Needling: Step 2 involves one point being needled on the opposite side of the primary points. That point is the source point of the secondary pattern meridian. How it is needled is determined by the pulse and if it was deficient or excess. In our example, the Spleen is our secondary pattern, and thus our point is Spleen 3. Here we are dealing with a Spleen secondary deficiency so we are going to tonify that point by inserting a small size needle shallowly, 1-2mm, following the flow of the meridian.
Time: Remainder of 10 minutes from Step 1.
Exceptions: The Kidney is never thought of as being in excess, thus if you come up with a Spleen primary you can have either Liver secondary excess or deficiency, or kidney secondary deficiency.

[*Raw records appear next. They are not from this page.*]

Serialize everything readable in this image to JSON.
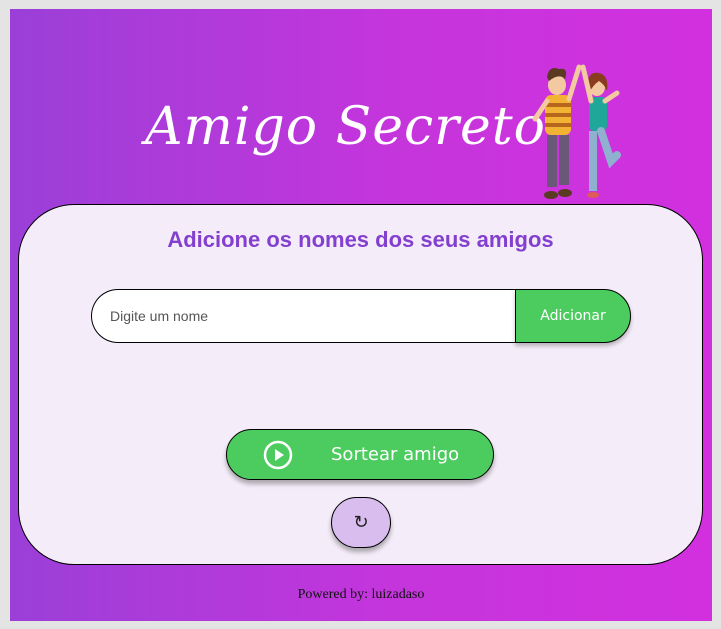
{
  "header": {
    "title": "Amigo Secreto",
    "illustration_icon": "friends-high-five-illustration"
  },
  "card": {
    "heading": "Adicione os nomes dos seus amigos",
    "input": {
      "placeholder": "Digite um nome",
      "value": ""
    },
    "add_button_label": "Adicionar",
    "draw_button_label": "Sortear amigo",
    "draw_button_icon": "play-circle-icon",
    "reset_button_label": "↻",
    "reset_button_icon": "refresh-icon"
  },
  "footer": {
    "text": "Powered by: luizadaso"
  },
  "colors": {
    "background_start": "#9b3fd8",
    "background_end": "#d230de",
    "card_bg": "#f4ecf8",
    "heading": "#8340cf",
    "button_green": "#4ccc5e",
    "reset_bg": "#d8bdee"
  }
}
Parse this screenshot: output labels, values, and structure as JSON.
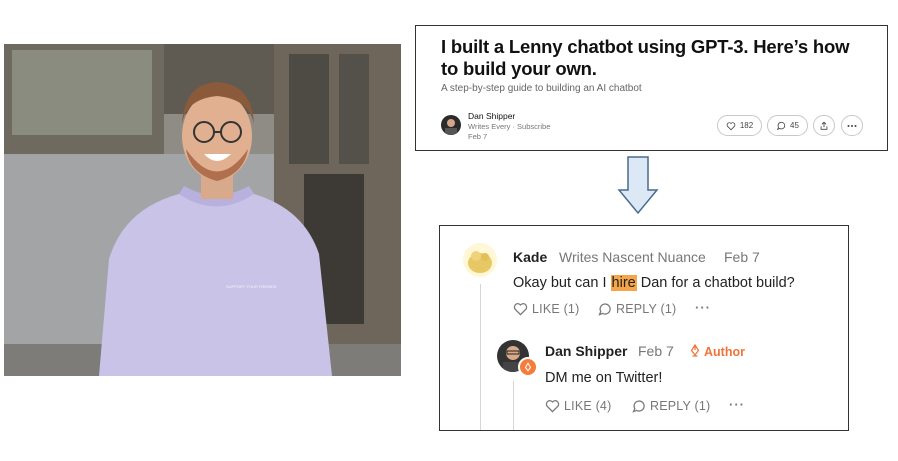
{
  "post": {
    "title": "I built a Lenny chatbot using GPT-3. Here’s how to build your own.",
    "subtitle": "A step-by-step guide to building an AI chatbot",
    "author": "Dan Shipper",
    "publication": "Writes Every · Subscribe",
    "date": "Feb 7",
    "likes": "182",
    "comments": "45",
    "icons": {
      "like": "heart-icon",
      "comment": "comment-bubble-icon",
      "share": "share-icon",
      "more": "more-icon"
    }
  },
  "photo": {
    "shirt_text": "SUPPORT YOUR FRIENDS"
  },
  "comments": [
    {
      "name": "Kade",
      "publication": "Writes Nascent Nuance",
      "date": "Feb 7",
      "body_before": "Okay but can I ",
      "body_highlight": "hire",
      "body_after": " Dan for a chatbot build?",
      "like_label": "LIKE (1)",
      "reply_label": "REPLY (1)",
      "more_label": "···"
    },
    {
      "name": "Dan Shipper",
      "date": "Feb 7",
      "badge": "Author",
      "body": "DM me on Twitter!",
      "like_label": "LIKE (4)",
      "reply_label": "REPLY (1)",
      "more_label": "···"
    }
  ],
  "colors": {
    "highlight": "#f5a64b",
    "author_accent": "#f0743a",
    "arrow_fill": "#dce8f5",
    "arrow_stroke": "#4a6b8c"
  }
}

Needle Removal: After the ten minutes has passed, remove the needles in the reverse order in which you put them in. So in this case, first remove Sp 3, then Lu 8/5, and finally Kd 7.

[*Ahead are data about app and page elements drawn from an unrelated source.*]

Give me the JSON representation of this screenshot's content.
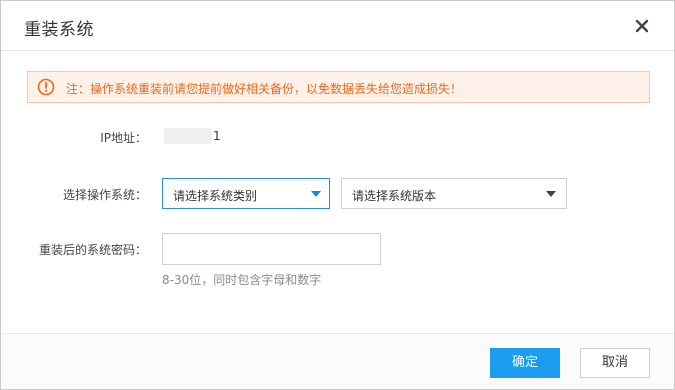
{
  "dialog": {
    "title": "重装系统",
    "close_icon": "close-icon"
  },
  "notice": {
    "icon": "warning-circle-icon",
    "text": "注：操作系统重装前请您提前做好相关备份，以免数据丢失给您造成损失！"
  },
  "form": {
    "ip_label": "IP地址：",
    "ip_value": "1",
    "os_label": "选择操作系统：",
    "os_type_select": "请选择系统类别",
    "os_version_select": "请选择系统版本",
    "password_label": "重装后的系统密码：",
    "password_value": "",
    "password_hint": "8-30位，同时包含字母和数字"
  },
  "footer": {
    "confirm_label": "确定",
    "cancel_label": "取消"
  },
  "colors": {
    "accent": "#1a9df0",
    "notice_bg": "#fdf1e9",
    "notice_text": "#ef6a1c"
  }
}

|Liver||Lu 9 or Sp 3|
|Spleen||Kd 3 or Lv 3|
|Heart||Lu 9 or Kd 3*|
Pulse: Remove all the needles in steps 1 and 2, remembering to remove in the reverse order. Now check the pulse again, this time concentrating on the Yang organs. First find the most deficient and tonify that meridian. Then find the most excess and reduce that meridian. Only feel for the excess yang pulse after you have needled the deficient one.
Needling: When the deficient yang organ is found, tonify the point on that meridian (below are the list of points which have been empirically deduced). Use the side of the body which corresponds to the pulse position that is weak. For example, if the Large Intestine is deficient, since the LI pulse is found on the right side, treat only right LI 11. After that has been done for the appropriate time, disperse the luo point on the meridian of the excess organ. Again, only treating the side of the body corresponding the pulse position. Keep in mind that you will be using a thicker needle and you will be needling against the flow of the meridian when dispersing.

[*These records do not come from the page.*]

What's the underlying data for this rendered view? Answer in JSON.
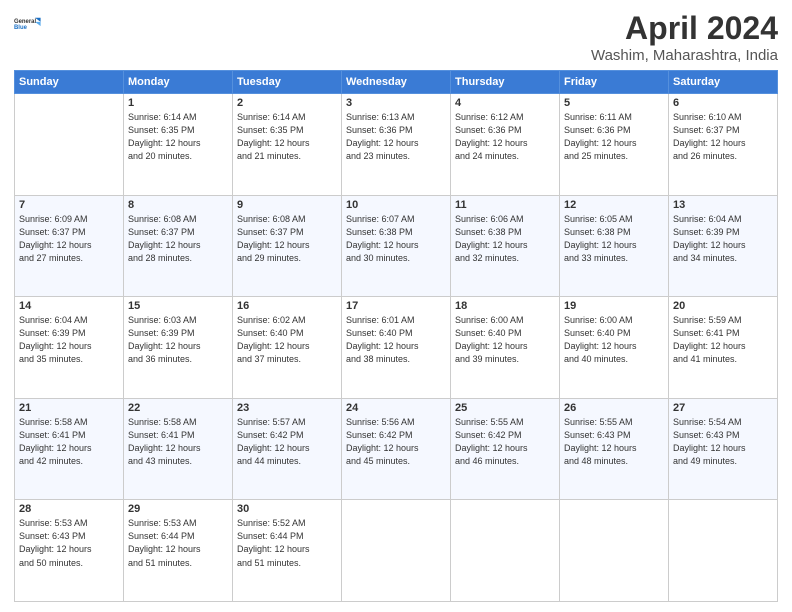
{
  "header": {
    "logo_line1": "General",
    "logo_line2": "Blue",
    "month": "April 2024",
    "location": "Washim, Maharashtra, India"
  },
  "columns": [
    "Sunday",
    "Monday",
    "Tuesday",
    "Wednesday",
    "Thursday",
    "Friday",
    "Saturday"
  ],
  "weeks": [
    [
      {
        "day": "",
        "info": ""
      },
      {
        "day": "1",
        "info": "Sunrise: 6:14 AM\nSunset: 6:35 PM\nDaylight: 12 hours\nand 20 minutes."
      },
      {
        "day": "2",
        "info": "Sunrise: 6:14 AM\nSunset: 6:35 PM\nDaylight: 12 hours\nand 21 minutes."
      },
      {
        "day": "3",
        "info": "Sunrise: 6:13 AM\nSunset: 6:36 PM\nDaylight: 12 hours\nand 23 minutes."
      },
      {
        "day": "4",
        "info": "Sunrise: 6:12 AM\nSunset: 6:36 PM\nDaylight: 12 hours\nand 24 minutes."
      },
      {
        "day": "5",
        "info": "Sunrise: 6:11 AM\nSunset: 6:36 PM\nDaylight: 12 hours\nand 25 minutes."
      },
      {
        "day": "6",
        "info": "Sunrise: 6:10 AM\nSunset: 6:37 PM\nDaylight: 12 hours\nand 26 minutes."
      }
    ],
    [
      {
        "day": "7",
        "info": "Sunrise: 6:09 AM\nSunset: 6:37 PM\nDaylight: 12 hours\nand 27 minutes."
      },
      {
        "day": "8",
        "info": "Sunrise: 6:08 AM\nSunset: 6:37 PM\nDaylight: 12 hours\nand 28 minutes."
      },
      {
        "day": "9",
        "info": "Sunrise: 6:08 AM\nSunset: 6:37 PM\nDaylight: 12 hours\nand 29 minutes."
      },
      {
        "day": "10",
        "info": "Sunrise: 6:07 AM\nSunset: 6:38 PM\nDaylight: 12 hours\nand 30 minutes."
      },
      {
        "day": "11",
        "info": "Sunrise: 6:06 AM\nSunset: 6:38 PM\nDaylight: 12 hours\nand 32 minutes."
      },
      {
        "day": "12",
        "info": "Sunrise: 6:05 AM\nSunset: 6:38 PM\nDaylight: 12 hours\nand 33 minutes."
      },
      {
        "day": "13",
        "info": "Sunrise: 6:04 AM\nSunset: 6:39 PM\nDaylight: 12 hours\nand 34 minutes."
      }
    ],
    [
      {
        "day": "14",
        "info": "Sunrise: 6:04 AM\nSunset: 6:39 PM\nDaylight: 12 hours\nand 35 minutes."
      },
      {
        "day": "15",
        "info": "Sunrise: 6:03 AM\nSunset: 6:39 PM\nDaylight: 12 hours\nand 36 minutes."
      },
      {
        "day": "16",
        "info": "Sunrise: 6:02 AM\nSunset: 6:40 PM\nDaylight: 12 hours\nand 37 minutes."
      },
      {
        "day": "17",
        "info": "Sunrise: 6:01 AM\nSunset: 6:40 PM\nDaylight: 12 hours\nand 38 minutes."
      },
      {
        "day": "18",
        "info": "Sunrise: 6:00 AM\nSunset: 6:40 PM\nDaylight: 12 hours\nand 39 minutes."
      },
      {
        "day": "19",
        "info": "Sunrise: 6:00 AM\nSunset: 6:40 PM\nDaylight: 12 hours\nand 40 minutes."
      },
      {
        "day": "20",
        "info": "Sunrise: 5:59 AM\nSunset: 6:41 PM\nDaylight: 12 hours\nand 41 minutes."
      }
    ],
    [
      {
        "day": "21",
        "info": "Sunrise: 5:58 AM\nSunset: 6:41 PM\nDaylight: 12 hours\nand 42 minutes."
      },
      {
        "day": "22",
        "info": "Sunrise: 5:58 AM\nSunset: 6:41 PM\nDaylight: 12 hours\nand 43 minutes."
      },
      {
        "day": "23",
        "info": "Sunrise: 5:57 AM\nSunset: 6:42 PM\nDaylight: 12 hours\nand 44 minutes."
      },
      {
        "day": "24",
        "info": "Sunrise: 5:56 AM\nSunset: 6:42 PM\nDaylight: 12 hours\nand 45 minutes."
      },
      {
        "day": "25",
        "info": "Sunrise: 5:55 AM\nSunset: 6:42 PM\nDaylight: 12 hours\nand 46 minutes."
      },
      {
        "day": "26",
        "info": "Sunrise: 5:55 AM\nSunset: 6:43 PM\nDaylight: 12 hours\nand 48 minutes."
      },
      {
        "day": "27",
        "info": "Sunrise: 5:54 AM\nSunset: 6:43 PM\nDaylight: 12 hours\nand 49 minutes."
      }
    ],
    [
      {
        "day": "28",
        "info": "Sunrise: 5:53 AM\nSunset: 6:43 PM\nDaylight: 12 hours\nand 50 minutes."
      },
      {
        "day": "29",
        "info": "Sunrise: 5:53 AM\nSunset: 6:44 PM\nDaylight: 12 hours\nand 51 minutes."
      },
      {
        "day": "30",
        "info": "Sunrise: 5:52 AM\nSunset: 6:44 PM\nDaylight: 12 hours\nand 51 minutes."
      },
      {
        "day": "",
        "info": ""
      },
      {
        "day": "",
        "info": ""
      },
      {
        "day": "",
        "info": ""
      },
      {
        "day": "",
        "info": ""
      }
    ]
  ]
}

Time: Tonify the deficient yang organ for 1-2 minutes. Disperse the excess organ for 30 seconds.
Exceptions: If all the yang organs seem deficient, use either TW 4 or St 36 bilaterally.
Note: The second part of this step, dispersing the excess organ, is not a mandatory step. Often in tonifying the deficient yang organ, the excess one will disperse on its own. Make sure to look for the excess yang pulse after needling the deficient organ / meridian.
Needling: This step is rather simple with no pulse taking necessary. Turn the patient over and tonify the the corresponding shu points to the primary diagnosis mother and son. For example, to continue with our Kidney primary pattern, you would tonify the shu points of the Kidney and the Lung (Bl 23 & Bl 13).
Time: 30 seconds from the end of the last needle inserted.
|Liver||Bl 18 & 23|
|Lung||Bl 13 & 20|
|Kidney||Bl 23 & 13|
|Spleen||Bl 20 & 15 or 14|
|Heart||Bl 15 & 20|